Update 7/14/14: I began my horse on the Countdown to Broke program three weeks ago and I am fascinated with the results so far! Yes, we completed all 500 inside turns and then some! My horse got softer and softer each time! It's absolutely daunting when you first read that in the book and you wonder how you'll ever get to that point with your horse. The trick is to complete them over the course of a few days. Start small, and as your horse becomes more attuned to your cue, he/she will get faster, softer, more sensitive, and more accurate at it! Make sure you continue to give your horse a break; I did 4-5 sets of 20 turns, with a break after each set, and my horse did very well with it.
Update 1/12/15: I've still been working my horse and training according to this book. I re-read lessons before starting and study the book well at least 3-4 times per week. My horse and I are currently working on Lesson 23 and are on Day 31 of training. Although I don't have the time to work every exercise every day (and we'd probably be much further along by now if we had the time), I still take time out on the weekends with my horse to review a current lesson or begin teaching something new. Some things, like the head-down cue, I was able to continue teaching every time I haltered my horse to turn her out or bring her in. I've been keeping a training blog since day 1 on our successes and failures. I still love that this book gives you options and corrections if you're not succeeding. I've been telling all my friends about this book! Training a horse is not rocket science, and Mr. Patrick makes this clear to everyone. Of course, there will be some horses who need problems corrected by a trainer, but for the average horse owner with the average young or green horse, this book is a gem! I wish I could give it 100 stars!
Sean does a great job breaking down the early ground work, but there is absolutely nothing new from anything anyone else teaches.
It really looks like a solid program for a prospective reining horse, but I wish they would state that in the description both in the ad and on the DVD cover. It's misleading otherwise.
He uses a horse that looks as if it's already been through his program, so there's no good illustration of how to handle any problems that may arise. I've been training for 40 years and have maybe had a small handful horses in all that time that don't have some issue at some point.
Once he starts in-saddle work, it's geared for reining patterns and other similar disciplines. It's really not useful for other disciplines. For example, I'd never teach a train horse to back up rapidly on a verbal "whoa" command. I'd want it to stop. Not go backward. That could be a pretty bad thing on a technical trail. Work involving seat and rein aids are totally useless for anyone riding English.

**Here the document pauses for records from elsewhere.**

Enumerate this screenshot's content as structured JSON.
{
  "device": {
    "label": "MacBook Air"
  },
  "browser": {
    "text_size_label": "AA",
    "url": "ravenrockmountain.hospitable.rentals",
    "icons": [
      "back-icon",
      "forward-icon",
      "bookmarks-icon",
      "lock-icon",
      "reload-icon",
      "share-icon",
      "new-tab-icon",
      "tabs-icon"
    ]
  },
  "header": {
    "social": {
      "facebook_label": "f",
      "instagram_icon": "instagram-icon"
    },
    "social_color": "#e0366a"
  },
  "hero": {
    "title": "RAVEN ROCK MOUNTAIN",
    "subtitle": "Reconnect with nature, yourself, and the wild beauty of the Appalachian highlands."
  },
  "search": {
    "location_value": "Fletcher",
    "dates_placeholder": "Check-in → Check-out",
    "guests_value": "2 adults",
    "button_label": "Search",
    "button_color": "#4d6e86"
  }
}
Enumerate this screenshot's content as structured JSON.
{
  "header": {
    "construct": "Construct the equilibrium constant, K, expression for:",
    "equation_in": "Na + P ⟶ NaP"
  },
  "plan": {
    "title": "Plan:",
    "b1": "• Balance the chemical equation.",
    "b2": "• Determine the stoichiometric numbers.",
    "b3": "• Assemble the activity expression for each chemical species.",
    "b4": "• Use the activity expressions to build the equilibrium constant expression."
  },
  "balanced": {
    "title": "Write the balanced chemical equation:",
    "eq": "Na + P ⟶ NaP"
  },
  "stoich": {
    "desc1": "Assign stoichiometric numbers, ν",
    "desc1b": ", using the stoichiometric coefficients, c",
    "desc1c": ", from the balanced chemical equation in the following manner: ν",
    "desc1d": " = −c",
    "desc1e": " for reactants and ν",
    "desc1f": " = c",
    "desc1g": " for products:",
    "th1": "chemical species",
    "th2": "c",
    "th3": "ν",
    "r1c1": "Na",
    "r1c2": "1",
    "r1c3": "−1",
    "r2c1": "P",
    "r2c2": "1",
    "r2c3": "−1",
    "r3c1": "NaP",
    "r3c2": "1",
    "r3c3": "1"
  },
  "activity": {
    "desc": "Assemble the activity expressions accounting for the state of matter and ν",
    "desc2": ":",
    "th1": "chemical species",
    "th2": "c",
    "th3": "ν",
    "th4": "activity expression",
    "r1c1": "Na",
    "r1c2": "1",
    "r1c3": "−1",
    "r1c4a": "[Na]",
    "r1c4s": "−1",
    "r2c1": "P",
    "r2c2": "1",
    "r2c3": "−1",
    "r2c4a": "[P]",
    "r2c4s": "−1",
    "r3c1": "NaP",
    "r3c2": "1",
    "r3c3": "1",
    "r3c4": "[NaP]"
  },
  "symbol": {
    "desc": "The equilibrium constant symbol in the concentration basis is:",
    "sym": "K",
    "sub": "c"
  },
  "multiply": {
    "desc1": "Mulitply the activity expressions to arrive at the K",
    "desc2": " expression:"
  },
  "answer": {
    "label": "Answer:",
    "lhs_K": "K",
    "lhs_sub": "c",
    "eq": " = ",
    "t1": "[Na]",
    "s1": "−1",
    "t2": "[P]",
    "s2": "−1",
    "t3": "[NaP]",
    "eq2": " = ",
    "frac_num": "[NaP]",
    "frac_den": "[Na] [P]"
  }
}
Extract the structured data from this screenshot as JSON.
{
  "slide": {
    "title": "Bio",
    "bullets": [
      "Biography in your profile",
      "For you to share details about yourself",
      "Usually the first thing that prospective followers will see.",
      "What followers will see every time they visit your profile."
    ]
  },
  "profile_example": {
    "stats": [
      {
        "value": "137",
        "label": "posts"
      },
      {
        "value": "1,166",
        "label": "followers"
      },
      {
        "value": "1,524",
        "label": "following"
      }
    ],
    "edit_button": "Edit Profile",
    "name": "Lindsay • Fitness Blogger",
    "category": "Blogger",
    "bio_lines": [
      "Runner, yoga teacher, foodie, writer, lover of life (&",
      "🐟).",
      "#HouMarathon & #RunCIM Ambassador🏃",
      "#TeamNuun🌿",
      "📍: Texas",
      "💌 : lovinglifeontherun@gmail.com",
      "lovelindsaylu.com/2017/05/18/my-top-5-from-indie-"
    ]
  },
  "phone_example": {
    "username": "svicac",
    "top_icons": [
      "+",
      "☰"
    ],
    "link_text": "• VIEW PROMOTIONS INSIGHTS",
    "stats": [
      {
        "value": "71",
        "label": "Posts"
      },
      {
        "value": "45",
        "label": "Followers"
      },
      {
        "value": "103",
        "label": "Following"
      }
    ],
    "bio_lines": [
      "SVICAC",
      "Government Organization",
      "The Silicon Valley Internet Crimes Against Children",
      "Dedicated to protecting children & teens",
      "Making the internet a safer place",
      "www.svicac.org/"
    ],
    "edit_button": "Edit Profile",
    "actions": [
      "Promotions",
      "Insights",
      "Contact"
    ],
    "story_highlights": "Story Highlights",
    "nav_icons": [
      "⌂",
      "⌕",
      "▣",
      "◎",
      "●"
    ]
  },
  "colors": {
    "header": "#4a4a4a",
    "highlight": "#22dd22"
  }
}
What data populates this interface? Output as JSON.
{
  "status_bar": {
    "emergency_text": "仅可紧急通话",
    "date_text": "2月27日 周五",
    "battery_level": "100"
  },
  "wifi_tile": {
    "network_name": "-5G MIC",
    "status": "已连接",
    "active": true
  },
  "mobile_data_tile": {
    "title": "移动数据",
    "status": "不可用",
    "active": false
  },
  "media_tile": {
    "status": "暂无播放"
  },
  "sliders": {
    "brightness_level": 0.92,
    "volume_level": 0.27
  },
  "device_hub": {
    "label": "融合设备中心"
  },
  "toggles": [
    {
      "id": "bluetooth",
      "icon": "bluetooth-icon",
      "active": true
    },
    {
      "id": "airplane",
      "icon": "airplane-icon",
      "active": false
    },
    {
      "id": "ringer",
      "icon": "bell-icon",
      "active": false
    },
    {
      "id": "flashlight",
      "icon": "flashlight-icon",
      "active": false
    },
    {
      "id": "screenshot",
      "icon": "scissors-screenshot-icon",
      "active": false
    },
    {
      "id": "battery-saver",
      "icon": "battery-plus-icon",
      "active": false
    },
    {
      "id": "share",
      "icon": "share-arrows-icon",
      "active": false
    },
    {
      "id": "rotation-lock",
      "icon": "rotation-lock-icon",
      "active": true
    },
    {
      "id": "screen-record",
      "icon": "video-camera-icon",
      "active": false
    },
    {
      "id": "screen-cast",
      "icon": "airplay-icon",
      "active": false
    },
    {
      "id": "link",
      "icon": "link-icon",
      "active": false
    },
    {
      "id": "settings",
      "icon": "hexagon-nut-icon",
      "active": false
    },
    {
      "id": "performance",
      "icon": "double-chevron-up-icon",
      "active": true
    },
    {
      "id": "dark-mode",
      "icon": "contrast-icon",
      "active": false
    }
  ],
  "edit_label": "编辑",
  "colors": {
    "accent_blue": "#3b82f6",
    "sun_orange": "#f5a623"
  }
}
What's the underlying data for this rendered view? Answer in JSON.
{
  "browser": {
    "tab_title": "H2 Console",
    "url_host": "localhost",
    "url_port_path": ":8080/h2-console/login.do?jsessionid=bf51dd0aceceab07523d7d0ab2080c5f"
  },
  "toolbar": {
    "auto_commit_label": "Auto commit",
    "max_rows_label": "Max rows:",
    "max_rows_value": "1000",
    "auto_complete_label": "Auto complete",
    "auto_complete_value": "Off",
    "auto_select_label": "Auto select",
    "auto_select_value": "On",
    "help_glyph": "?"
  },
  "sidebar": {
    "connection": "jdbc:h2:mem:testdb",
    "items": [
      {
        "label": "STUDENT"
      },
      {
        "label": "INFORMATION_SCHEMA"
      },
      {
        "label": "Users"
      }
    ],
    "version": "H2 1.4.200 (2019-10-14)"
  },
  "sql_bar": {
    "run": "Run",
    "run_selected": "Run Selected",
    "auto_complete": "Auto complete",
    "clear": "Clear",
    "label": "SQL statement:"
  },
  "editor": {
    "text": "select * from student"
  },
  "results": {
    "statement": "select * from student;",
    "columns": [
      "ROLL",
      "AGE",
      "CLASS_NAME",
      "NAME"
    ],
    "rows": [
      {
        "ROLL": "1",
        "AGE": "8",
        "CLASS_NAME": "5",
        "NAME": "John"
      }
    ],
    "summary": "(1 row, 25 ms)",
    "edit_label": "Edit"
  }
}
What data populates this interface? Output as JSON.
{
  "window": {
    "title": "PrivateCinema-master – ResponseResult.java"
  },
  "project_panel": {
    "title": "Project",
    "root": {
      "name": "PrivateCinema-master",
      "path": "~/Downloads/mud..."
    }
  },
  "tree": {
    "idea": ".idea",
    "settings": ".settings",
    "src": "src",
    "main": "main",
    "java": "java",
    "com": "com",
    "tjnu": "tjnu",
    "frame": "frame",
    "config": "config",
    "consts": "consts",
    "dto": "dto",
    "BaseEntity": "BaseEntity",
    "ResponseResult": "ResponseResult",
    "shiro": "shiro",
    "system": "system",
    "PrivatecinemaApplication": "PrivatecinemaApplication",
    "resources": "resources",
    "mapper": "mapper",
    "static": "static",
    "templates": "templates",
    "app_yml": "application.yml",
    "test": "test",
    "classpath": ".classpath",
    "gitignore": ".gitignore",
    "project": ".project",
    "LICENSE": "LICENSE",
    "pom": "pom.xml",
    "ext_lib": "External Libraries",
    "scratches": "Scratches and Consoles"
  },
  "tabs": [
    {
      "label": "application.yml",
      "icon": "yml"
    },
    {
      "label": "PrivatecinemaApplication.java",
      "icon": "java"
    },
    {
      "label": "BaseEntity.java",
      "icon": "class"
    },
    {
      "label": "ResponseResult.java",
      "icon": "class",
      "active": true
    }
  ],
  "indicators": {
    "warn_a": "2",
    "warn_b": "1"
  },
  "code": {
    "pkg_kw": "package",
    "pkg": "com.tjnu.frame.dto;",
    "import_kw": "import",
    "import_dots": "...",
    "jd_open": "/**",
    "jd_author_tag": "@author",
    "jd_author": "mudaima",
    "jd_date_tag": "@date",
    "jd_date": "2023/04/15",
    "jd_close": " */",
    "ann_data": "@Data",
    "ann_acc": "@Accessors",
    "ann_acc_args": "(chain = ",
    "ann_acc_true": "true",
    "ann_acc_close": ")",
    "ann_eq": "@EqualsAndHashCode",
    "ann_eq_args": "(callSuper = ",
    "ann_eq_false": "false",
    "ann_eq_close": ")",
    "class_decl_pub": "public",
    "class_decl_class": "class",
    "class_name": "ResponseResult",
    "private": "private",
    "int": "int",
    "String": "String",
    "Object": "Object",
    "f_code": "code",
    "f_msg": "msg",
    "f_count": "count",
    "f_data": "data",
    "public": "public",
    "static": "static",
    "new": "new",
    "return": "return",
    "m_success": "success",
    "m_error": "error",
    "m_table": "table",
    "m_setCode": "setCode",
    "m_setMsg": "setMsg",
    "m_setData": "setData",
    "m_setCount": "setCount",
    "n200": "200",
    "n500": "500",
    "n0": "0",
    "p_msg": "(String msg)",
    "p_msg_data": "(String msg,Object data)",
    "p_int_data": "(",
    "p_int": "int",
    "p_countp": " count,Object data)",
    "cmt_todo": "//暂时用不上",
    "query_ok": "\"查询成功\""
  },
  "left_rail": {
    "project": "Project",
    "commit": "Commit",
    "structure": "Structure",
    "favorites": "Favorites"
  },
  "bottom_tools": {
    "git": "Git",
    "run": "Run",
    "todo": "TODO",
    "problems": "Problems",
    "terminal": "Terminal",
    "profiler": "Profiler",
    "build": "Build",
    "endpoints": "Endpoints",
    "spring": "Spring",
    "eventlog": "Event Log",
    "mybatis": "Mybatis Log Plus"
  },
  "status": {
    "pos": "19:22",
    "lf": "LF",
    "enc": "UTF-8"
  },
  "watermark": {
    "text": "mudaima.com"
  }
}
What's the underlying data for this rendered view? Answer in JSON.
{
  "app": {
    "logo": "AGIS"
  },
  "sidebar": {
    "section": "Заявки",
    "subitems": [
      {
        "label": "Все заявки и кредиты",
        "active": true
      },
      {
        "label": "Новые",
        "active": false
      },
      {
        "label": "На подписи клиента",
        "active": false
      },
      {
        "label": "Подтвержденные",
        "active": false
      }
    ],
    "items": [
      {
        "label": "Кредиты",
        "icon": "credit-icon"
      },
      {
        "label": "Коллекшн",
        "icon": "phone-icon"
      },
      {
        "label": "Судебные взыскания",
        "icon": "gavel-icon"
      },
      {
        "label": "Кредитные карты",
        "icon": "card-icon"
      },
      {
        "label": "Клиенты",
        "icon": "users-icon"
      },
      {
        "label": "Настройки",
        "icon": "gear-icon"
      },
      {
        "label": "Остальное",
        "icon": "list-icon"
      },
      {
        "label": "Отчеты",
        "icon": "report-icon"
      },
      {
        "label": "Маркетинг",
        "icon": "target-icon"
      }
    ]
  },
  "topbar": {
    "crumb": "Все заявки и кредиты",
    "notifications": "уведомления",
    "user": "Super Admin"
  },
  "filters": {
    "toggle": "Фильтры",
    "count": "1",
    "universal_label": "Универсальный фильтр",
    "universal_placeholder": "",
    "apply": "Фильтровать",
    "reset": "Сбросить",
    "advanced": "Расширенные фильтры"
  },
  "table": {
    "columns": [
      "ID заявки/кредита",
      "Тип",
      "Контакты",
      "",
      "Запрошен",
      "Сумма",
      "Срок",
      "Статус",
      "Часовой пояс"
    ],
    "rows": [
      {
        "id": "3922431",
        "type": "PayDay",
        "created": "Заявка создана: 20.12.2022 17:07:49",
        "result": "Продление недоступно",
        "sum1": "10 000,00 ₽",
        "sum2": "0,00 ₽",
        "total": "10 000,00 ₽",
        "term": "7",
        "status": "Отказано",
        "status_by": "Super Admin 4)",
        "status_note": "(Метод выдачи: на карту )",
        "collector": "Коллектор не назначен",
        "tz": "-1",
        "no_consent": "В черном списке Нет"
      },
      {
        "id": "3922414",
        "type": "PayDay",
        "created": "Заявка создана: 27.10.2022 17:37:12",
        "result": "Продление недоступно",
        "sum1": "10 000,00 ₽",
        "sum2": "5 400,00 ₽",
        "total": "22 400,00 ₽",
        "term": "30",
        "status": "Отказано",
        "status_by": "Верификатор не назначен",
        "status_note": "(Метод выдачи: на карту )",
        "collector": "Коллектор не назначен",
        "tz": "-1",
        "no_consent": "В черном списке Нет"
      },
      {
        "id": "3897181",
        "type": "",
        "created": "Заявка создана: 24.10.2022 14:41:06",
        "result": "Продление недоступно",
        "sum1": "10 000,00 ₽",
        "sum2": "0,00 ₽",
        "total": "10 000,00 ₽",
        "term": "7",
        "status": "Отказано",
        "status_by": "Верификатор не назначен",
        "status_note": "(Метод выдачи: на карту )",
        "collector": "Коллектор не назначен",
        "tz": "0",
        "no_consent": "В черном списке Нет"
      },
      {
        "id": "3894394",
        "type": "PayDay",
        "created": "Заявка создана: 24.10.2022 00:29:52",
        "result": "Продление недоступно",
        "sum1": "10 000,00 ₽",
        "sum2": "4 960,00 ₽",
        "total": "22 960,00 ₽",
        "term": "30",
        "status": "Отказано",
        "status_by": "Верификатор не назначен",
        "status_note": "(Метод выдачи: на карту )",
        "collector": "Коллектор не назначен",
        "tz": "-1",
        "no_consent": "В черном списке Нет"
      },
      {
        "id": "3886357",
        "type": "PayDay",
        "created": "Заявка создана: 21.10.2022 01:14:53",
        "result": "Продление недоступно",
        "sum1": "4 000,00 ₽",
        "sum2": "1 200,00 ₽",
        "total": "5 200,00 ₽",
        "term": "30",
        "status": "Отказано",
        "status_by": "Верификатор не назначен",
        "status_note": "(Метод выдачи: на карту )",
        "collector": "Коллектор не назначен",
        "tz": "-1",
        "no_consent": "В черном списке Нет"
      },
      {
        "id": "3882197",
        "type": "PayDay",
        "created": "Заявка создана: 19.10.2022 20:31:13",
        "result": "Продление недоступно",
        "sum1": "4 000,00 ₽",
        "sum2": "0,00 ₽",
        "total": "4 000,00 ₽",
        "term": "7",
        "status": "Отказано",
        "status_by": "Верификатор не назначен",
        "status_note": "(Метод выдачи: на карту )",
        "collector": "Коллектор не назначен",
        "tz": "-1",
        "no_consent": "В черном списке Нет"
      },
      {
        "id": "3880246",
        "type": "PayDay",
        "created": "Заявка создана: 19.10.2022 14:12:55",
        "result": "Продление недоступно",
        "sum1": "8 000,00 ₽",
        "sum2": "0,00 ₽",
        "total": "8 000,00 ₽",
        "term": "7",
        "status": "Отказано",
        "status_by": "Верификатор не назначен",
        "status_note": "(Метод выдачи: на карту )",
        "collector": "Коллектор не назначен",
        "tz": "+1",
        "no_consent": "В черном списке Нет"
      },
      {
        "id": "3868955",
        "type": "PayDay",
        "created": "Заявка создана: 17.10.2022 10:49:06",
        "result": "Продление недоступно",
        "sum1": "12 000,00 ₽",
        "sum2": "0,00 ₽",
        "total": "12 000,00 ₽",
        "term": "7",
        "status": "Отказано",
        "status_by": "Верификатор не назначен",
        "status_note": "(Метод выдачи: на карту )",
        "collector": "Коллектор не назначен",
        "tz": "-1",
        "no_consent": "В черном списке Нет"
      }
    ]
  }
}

Each disc has a significant number of ads for land, equipment, whatever. I don't PAY for a DVD set to sit through ads. That really ticked me off.